A lot of people think that the good jobs strategy requires charging customers more—but that’s not true at all. Companies that follow the good jobs strategy offer low prices. A lot of people also think that companies offering good jobs in low-cost industries must have unique characteristics that allow them to do so. That’s also not true. Any firm can follow the good jobs strategy because what makes it work is smart operational choices along with investment in people. …
There’s nothing idiosyncratic about these companies that allows the good jobs strategy to work. They aren’t flukes or special cases. But they do work hard at it and their managements have stood by the good jobs strategy even at tough moments when it would have been convenient to save some money at the employees’ expense. And when they do that, they come out even stronger and more competitive.

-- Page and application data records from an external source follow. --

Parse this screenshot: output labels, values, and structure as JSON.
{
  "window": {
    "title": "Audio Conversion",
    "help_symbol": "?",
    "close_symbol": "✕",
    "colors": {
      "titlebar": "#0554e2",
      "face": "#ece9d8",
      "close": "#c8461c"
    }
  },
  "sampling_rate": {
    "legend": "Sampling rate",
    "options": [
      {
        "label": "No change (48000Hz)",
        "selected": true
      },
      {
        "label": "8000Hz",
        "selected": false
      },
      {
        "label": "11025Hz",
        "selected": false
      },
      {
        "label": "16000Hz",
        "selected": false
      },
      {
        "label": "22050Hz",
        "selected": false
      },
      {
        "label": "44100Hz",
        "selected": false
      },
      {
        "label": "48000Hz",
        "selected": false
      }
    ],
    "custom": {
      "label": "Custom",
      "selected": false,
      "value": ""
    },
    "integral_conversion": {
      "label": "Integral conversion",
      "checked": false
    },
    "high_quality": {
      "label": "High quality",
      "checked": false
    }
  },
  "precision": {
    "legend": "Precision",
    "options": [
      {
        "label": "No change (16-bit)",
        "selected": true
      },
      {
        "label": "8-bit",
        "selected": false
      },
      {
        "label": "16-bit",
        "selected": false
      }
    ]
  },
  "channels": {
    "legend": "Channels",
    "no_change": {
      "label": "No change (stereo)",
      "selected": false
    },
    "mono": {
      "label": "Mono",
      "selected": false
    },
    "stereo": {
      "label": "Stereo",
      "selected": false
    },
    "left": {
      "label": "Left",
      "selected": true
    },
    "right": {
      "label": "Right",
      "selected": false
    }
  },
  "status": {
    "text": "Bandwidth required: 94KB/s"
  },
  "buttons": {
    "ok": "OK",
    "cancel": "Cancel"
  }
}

Inequality is rising. Our labor market is cleaving into a small share of good, knowledge-economy jobs and a much larger number of low-skill, low-wage service jobs.
But the holiday season—a time for helping others—is the perfect time to focus on rebuilding America’s middle class. To do that, we’ve got to raise the minimum wage and get on with upgrading retail jobs. This will bolster workers’ pay, but it will also improve companies’ bottom lines.
By upgrading the nearly 70 million low-wage jobs that held by more than 45 percent of Americans, we’ll pave the way for a new American middle class, one that is able to support their families with their work.